Rat sales climb after 'Ratatouille' U.K. debut
EmptyLONDON -- It has four legs and a tail like a dog or a cat, so why shouldn't man's best friend be a ... rat?
Demand for rats as pets has surged thanks to the latest Disney/Pixar animated film, "Ratatouille," which features the adventures of a gourmet rat named Remy demonstrating his culinary prowess in the top kitchens of Paris.
Britain's Pets at Home domestic pet chain said rat sales have surged 50% since the film opened in Britain on Oct. 12.
"It's early doors yet, but it seems 'Ratatouille' has done wonders for the image of rats," company spokesman Steve Fairburn said on www.ukpets.co.uk.

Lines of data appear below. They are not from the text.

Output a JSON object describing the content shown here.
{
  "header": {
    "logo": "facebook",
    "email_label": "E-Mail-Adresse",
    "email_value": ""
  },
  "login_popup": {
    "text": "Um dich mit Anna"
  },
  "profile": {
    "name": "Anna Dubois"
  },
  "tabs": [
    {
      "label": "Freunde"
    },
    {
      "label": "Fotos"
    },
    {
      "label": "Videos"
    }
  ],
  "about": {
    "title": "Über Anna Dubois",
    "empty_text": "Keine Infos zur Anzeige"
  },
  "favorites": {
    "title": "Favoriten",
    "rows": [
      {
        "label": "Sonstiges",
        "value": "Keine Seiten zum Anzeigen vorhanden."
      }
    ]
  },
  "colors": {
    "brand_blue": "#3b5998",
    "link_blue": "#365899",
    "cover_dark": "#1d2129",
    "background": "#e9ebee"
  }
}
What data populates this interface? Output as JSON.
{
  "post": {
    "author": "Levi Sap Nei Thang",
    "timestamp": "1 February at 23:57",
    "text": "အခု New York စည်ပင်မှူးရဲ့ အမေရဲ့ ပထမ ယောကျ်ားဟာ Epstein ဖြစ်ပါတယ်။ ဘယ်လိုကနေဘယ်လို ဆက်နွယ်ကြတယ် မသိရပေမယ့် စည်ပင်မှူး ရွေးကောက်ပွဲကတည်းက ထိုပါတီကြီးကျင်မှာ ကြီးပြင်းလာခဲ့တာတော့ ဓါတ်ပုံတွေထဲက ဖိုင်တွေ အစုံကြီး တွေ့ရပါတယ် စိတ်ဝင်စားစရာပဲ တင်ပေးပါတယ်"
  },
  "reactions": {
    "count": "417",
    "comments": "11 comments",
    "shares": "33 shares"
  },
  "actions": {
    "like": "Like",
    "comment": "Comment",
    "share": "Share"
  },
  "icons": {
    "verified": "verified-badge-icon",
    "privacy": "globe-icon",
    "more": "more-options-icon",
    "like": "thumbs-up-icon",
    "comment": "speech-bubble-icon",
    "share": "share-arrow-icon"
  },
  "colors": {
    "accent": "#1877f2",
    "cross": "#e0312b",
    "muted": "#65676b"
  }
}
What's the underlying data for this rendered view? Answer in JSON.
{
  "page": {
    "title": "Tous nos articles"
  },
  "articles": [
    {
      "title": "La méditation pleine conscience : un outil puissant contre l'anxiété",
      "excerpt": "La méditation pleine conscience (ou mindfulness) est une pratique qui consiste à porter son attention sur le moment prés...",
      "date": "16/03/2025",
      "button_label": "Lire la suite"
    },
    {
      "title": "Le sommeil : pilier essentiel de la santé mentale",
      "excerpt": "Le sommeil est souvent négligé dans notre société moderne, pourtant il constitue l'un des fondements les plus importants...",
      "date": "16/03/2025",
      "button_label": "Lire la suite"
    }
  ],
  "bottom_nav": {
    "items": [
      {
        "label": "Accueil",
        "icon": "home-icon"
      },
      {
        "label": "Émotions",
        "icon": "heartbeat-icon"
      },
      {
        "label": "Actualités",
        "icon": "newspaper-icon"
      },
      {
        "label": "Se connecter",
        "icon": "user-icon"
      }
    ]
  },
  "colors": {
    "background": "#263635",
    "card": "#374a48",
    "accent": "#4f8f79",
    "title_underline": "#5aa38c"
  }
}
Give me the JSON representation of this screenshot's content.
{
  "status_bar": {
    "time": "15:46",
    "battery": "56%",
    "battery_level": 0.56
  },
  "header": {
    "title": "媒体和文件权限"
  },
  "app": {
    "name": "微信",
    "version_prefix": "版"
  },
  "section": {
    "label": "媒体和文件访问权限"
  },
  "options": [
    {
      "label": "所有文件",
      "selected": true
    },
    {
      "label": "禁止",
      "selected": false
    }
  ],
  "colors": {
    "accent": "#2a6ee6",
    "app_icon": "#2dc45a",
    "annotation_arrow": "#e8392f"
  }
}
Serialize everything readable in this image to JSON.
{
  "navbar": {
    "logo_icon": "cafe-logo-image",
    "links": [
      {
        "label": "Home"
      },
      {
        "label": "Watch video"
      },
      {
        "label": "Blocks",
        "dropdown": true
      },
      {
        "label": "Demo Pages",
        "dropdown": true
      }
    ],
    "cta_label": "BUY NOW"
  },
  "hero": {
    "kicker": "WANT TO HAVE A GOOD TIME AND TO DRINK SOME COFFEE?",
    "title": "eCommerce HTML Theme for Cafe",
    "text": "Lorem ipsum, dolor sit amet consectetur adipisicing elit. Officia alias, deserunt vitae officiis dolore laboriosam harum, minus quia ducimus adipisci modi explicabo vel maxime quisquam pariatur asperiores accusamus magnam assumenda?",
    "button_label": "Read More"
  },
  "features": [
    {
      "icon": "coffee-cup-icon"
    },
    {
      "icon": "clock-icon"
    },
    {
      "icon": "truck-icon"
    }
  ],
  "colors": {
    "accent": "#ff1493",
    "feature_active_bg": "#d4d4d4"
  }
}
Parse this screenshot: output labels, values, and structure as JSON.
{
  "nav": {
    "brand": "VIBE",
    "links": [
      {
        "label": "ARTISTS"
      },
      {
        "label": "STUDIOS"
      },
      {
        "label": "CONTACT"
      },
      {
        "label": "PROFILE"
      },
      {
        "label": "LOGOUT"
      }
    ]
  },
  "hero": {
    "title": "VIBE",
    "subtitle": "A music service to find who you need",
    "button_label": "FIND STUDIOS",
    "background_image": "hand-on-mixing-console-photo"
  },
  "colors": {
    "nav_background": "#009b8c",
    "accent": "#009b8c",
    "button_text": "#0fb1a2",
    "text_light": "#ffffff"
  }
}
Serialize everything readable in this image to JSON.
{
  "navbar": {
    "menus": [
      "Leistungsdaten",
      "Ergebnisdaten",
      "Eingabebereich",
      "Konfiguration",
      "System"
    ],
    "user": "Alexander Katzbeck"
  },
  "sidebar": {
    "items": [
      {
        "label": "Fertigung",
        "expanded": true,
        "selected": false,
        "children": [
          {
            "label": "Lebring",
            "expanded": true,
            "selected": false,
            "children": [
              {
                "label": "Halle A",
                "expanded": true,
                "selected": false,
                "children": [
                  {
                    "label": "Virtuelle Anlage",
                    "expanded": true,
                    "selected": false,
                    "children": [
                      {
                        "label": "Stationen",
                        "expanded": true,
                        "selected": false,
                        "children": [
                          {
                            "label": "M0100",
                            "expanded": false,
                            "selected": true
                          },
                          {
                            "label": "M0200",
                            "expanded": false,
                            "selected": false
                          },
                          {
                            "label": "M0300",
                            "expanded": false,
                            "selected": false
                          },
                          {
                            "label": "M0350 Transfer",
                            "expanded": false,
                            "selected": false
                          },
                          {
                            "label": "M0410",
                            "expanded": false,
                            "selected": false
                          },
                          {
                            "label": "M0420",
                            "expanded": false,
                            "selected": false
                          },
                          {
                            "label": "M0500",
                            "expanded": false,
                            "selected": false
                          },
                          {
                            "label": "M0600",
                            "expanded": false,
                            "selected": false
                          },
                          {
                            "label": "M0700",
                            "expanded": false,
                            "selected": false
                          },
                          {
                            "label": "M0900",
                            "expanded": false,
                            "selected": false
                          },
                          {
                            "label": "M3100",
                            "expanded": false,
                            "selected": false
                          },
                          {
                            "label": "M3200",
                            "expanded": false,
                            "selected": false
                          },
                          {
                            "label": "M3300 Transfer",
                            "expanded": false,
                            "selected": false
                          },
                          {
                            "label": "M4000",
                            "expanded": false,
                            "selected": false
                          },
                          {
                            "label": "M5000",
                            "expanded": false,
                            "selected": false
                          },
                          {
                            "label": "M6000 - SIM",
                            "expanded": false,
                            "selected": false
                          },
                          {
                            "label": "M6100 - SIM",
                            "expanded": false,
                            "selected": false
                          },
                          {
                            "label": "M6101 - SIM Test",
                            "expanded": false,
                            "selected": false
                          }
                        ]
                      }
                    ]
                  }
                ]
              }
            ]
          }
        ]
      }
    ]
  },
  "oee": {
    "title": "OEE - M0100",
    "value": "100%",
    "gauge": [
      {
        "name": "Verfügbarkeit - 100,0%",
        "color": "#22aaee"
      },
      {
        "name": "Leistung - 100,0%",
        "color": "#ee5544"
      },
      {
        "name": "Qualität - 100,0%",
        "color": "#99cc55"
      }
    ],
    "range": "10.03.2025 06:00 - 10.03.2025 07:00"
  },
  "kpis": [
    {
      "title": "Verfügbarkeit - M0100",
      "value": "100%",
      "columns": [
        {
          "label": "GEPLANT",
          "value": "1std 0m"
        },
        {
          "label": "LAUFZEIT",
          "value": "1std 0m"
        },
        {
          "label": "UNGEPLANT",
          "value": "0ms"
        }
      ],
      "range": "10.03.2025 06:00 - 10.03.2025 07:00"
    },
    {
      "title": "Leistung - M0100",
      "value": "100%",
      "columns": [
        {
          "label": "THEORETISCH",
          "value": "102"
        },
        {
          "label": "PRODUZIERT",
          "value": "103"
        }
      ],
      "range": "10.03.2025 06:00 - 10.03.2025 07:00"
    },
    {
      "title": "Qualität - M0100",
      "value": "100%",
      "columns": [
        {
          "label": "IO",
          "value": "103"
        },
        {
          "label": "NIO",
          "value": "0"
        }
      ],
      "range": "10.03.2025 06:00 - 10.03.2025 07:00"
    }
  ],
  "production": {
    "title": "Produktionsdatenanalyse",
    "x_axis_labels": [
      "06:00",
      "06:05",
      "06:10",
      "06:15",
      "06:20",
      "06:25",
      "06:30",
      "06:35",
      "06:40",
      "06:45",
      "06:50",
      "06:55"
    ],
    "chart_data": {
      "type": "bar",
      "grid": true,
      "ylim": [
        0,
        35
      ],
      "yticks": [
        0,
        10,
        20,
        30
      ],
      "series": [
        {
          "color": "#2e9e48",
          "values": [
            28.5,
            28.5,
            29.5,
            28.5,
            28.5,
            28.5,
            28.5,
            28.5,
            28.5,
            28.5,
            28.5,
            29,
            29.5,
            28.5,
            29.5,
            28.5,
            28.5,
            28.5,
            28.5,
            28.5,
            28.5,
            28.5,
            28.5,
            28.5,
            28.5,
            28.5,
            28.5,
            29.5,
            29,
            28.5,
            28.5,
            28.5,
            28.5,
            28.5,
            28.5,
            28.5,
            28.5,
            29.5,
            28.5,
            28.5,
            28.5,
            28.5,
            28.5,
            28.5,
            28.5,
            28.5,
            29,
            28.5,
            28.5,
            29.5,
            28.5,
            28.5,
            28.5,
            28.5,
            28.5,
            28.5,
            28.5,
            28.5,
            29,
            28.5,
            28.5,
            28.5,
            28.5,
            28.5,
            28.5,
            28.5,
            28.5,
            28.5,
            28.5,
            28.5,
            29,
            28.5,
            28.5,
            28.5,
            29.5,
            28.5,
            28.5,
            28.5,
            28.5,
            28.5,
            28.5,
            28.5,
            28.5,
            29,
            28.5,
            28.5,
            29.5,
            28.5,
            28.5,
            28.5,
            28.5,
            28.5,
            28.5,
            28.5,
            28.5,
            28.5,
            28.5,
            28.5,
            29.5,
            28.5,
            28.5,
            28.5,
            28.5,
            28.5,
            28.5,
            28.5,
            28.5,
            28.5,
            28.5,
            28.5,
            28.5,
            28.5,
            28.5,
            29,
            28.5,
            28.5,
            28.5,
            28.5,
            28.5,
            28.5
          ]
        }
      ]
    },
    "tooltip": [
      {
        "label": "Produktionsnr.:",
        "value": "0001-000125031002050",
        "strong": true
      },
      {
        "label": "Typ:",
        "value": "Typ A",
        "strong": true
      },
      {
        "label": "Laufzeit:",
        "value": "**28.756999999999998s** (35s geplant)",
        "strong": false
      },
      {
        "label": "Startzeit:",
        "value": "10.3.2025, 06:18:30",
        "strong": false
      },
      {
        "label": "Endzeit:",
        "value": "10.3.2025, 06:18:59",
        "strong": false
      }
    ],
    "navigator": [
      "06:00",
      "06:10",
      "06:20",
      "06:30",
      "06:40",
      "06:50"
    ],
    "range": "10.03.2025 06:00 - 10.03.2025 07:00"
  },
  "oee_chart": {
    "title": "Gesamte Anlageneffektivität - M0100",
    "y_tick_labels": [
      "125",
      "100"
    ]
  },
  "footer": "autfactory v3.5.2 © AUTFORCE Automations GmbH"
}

"Contrary to popular opinion, rats are actually one of the cleanest and least smelly pets you can own. They are incredibly responsive to learning and can be taught to do amazing tricks, much in the way that dogs and cats can," he added.
Indeed, the British experience appears to have been echoed wherever the film has been screened.
The U.S. reported a surge in demand for pet rats during the summer, and pet groups in Germany and Sweden have also said rat sales have surged thanks to the film.
But they also warn that, as with demand for pet puppies and kittens that can fade once the cute factor diminishes with age, a rat is for life not just the holidays.